**Assigned task**
Among the lines of the data below, count those that hold the word "title". Answer with the number alone.

[Data records for software interfaces]
————

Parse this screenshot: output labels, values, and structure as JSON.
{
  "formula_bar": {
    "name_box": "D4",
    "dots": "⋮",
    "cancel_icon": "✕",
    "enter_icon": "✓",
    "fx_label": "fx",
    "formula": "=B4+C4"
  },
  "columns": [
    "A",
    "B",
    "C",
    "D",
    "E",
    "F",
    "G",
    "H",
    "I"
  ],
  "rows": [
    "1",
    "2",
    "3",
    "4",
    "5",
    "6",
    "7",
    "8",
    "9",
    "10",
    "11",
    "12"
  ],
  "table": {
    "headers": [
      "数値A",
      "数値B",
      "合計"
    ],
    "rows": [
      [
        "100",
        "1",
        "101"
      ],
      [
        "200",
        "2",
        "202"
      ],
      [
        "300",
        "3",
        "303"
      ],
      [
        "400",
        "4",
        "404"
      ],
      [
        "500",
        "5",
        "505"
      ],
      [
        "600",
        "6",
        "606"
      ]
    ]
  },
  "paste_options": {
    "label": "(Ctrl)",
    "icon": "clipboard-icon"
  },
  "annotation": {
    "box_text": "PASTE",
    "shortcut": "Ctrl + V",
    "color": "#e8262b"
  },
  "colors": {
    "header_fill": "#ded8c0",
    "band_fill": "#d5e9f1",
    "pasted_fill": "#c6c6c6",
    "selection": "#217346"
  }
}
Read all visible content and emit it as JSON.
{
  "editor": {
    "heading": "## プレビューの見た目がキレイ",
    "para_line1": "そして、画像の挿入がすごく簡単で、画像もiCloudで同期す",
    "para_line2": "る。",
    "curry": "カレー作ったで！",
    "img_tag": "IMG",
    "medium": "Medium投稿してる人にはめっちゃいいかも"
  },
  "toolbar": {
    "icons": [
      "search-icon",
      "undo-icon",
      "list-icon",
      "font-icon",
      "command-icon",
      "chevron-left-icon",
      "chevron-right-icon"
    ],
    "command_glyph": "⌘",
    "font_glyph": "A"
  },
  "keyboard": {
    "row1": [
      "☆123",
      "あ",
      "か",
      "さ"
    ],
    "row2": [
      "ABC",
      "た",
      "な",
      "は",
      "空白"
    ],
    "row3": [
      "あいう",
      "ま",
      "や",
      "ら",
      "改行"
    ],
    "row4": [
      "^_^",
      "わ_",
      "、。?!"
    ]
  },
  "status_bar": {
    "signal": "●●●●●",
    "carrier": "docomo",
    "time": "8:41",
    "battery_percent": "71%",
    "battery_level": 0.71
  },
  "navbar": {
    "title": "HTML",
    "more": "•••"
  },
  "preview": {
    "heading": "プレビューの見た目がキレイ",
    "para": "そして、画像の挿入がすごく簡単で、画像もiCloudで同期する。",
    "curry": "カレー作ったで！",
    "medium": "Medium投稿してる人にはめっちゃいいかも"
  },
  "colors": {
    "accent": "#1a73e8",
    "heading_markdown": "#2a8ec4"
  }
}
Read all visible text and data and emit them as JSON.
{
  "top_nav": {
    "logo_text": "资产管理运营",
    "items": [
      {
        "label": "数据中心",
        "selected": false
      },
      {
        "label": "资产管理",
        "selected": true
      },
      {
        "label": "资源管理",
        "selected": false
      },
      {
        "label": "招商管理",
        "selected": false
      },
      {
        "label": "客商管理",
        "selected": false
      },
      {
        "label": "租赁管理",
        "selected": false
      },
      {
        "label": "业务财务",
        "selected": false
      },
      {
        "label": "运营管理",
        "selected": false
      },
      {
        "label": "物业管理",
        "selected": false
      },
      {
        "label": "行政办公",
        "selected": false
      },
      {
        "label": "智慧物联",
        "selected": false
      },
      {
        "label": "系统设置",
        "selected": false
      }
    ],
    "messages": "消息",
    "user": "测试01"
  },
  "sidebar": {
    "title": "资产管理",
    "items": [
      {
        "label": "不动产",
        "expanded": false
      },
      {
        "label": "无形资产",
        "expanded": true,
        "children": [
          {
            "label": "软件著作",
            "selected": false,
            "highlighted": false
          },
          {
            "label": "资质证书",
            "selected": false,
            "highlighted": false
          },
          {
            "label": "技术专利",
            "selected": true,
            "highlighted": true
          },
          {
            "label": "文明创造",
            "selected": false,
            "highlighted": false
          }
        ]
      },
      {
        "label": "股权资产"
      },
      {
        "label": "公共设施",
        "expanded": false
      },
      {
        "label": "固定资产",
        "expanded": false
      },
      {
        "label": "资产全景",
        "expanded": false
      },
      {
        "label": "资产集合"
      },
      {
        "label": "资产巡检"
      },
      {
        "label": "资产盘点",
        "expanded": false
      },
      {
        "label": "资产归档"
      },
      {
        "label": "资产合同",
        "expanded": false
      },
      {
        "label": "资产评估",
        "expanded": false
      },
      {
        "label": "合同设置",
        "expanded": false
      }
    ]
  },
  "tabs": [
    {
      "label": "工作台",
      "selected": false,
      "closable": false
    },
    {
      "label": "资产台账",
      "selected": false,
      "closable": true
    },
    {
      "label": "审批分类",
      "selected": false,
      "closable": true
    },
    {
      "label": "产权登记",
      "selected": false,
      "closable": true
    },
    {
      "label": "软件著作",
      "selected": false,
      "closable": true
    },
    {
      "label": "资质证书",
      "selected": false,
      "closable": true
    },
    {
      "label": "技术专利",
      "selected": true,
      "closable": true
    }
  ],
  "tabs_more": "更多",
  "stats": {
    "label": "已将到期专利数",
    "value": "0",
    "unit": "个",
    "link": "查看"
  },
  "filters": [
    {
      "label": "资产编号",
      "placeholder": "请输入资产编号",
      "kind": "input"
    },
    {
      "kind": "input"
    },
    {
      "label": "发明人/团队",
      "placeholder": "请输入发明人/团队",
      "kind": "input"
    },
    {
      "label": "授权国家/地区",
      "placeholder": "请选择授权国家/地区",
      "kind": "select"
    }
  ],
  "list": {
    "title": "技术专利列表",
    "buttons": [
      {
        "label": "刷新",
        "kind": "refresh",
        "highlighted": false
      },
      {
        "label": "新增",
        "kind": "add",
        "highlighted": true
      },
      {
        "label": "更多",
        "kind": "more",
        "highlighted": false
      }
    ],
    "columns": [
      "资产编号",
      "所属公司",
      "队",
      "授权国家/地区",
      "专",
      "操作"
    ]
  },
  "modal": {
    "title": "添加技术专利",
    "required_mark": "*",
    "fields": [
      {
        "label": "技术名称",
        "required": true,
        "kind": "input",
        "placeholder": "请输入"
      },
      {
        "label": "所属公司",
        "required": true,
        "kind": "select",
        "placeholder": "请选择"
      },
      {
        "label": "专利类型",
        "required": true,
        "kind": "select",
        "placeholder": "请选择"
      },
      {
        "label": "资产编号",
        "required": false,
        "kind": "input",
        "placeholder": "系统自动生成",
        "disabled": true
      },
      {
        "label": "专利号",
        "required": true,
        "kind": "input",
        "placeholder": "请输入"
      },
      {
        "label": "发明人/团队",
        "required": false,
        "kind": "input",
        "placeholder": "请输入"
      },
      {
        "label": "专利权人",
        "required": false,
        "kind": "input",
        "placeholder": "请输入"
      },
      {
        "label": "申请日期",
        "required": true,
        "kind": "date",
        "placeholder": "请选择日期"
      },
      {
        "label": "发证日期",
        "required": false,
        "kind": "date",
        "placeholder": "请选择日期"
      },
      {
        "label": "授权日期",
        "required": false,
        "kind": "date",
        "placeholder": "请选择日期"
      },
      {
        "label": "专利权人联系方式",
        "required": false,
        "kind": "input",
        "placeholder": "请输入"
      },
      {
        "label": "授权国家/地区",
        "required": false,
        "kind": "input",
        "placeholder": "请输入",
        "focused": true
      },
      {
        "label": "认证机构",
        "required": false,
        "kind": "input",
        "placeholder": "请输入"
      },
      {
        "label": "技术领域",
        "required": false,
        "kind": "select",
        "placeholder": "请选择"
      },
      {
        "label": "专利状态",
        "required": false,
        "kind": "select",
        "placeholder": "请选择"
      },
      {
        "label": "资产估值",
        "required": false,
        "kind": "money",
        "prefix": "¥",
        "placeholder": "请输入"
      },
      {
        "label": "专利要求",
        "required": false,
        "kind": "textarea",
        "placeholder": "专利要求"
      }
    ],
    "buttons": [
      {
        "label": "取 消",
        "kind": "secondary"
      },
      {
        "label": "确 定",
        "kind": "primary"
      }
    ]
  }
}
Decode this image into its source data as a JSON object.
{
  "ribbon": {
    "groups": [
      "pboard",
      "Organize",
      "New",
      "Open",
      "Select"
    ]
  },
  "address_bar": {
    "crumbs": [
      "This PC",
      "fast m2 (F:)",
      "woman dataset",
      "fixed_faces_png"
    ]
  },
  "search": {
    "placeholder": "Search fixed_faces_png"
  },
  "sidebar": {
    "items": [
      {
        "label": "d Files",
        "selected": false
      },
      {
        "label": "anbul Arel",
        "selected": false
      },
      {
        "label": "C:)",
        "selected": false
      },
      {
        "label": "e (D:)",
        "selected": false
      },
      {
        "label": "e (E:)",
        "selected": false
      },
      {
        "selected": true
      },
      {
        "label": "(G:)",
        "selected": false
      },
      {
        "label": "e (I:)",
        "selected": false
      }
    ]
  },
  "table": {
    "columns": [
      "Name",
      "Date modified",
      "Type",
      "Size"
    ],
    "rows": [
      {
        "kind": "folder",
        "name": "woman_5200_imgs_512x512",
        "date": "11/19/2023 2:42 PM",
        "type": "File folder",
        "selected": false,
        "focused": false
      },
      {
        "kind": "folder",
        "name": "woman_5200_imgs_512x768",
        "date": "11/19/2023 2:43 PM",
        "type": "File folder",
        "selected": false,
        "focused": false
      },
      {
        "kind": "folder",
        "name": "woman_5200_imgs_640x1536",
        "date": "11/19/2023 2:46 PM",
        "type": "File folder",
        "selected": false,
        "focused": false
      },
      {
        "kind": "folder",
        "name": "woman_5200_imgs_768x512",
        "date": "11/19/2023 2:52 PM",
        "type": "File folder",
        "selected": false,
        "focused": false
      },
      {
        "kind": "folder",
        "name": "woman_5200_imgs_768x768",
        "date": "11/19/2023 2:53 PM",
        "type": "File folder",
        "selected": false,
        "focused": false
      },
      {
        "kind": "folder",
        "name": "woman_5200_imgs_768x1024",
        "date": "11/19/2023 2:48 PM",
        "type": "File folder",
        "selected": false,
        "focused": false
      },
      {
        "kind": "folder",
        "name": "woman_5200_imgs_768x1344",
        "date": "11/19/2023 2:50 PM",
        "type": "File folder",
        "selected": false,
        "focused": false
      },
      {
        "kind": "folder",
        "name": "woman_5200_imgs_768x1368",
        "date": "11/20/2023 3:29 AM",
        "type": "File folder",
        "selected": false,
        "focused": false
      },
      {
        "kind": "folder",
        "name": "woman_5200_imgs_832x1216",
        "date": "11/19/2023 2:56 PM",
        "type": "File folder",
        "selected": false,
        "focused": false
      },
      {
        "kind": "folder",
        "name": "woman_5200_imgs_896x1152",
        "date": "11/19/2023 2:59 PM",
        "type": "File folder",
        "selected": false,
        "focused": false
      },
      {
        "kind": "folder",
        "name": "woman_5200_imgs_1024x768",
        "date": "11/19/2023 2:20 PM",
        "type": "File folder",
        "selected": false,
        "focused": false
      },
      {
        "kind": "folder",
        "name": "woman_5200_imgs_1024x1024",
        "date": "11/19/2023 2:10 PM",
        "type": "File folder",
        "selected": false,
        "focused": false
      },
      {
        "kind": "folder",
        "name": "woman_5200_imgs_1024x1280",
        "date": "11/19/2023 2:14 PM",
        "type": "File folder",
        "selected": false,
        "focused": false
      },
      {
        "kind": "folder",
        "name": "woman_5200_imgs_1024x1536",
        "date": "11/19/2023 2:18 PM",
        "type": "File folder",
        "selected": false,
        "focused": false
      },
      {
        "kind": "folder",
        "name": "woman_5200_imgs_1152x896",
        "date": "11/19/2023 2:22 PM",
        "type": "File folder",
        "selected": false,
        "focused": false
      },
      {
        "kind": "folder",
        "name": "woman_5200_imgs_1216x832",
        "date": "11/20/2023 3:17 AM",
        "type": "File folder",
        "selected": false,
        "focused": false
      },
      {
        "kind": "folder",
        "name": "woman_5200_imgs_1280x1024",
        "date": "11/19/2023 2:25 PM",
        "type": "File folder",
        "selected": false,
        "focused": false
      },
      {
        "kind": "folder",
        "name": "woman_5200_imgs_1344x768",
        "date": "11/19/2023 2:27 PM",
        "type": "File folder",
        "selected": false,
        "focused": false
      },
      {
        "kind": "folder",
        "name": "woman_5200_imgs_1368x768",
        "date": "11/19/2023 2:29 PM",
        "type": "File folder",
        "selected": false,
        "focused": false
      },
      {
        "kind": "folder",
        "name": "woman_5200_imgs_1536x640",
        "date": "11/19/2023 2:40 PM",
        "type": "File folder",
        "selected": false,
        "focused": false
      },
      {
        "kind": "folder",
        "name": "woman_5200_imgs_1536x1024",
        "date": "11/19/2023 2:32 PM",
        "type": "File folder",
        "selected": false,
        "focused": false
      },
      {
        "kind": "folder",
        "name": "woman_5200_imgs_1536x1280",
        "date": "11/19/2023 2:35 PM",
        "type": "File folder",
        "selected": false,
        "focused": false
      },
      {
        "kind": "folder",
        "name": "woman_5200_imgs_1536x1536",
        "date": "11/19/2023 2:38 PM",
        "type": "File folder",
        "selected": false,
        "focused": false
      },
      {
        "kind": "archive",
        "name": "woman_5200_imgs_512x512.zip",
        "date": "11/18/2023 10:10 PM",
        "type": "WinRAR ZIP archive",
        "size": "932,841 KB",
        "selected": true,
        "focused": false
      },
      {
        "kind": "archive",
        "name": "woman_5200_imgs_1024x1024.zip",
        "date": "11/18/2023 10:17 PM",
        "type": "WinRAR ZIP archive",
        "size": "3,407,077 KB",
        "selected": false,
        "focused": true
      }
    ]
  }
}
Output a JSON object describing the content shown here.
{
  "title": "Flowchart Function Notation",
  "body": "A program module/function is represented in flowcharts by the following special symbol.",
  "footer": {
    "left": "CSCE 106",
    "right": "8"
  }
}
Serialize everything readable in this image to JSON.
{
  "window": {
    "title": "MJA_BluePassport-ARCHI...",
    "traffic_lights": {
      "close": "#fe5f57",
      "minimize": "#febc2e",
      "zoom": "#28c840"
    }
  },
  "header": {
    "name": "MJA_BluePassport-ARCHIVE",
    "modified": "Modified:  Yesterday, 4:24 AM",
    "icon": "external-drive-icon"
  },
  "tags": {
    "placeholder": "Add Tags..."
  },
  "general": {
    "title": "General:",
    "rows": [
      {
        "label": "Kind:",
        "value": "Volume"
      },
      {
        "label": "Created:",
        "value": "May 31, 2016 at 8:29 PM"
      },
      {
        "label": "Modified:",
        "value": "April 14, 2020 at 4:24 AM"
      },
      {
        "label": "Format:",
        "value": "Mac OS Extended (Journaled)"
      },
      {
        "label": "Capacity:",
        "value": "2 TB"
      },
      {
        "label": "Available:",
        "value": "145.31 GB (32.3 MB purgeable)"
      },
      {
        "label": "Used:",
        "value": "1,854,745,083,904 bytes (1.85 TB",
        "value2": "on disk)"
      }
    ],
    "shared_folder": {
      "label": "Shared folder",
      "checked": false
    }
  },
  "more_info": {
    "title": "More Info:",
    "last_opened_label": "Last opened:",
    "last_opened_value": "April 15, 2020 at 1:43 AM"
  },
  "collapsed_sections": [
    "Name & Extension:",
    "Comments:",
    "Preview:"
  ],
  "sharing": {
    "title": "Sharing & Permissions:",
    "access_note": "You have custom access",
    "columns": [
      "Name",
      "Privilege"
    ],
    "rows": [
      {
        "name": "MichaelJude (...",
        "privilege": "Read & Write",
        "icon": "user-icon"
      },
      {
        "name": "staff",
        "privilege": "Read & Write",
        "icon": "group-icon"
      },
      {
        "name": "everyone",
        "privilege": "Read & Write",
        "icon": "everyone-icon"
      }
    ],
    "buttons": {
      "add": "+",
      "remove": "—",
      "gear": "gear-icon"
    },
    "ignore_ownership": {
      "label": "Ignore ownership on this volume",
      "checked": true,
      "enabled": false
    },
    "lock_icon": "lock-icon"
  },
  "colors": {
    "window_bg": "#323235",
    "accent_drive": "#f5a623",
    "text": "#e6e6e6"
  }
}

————

**Written answer**
9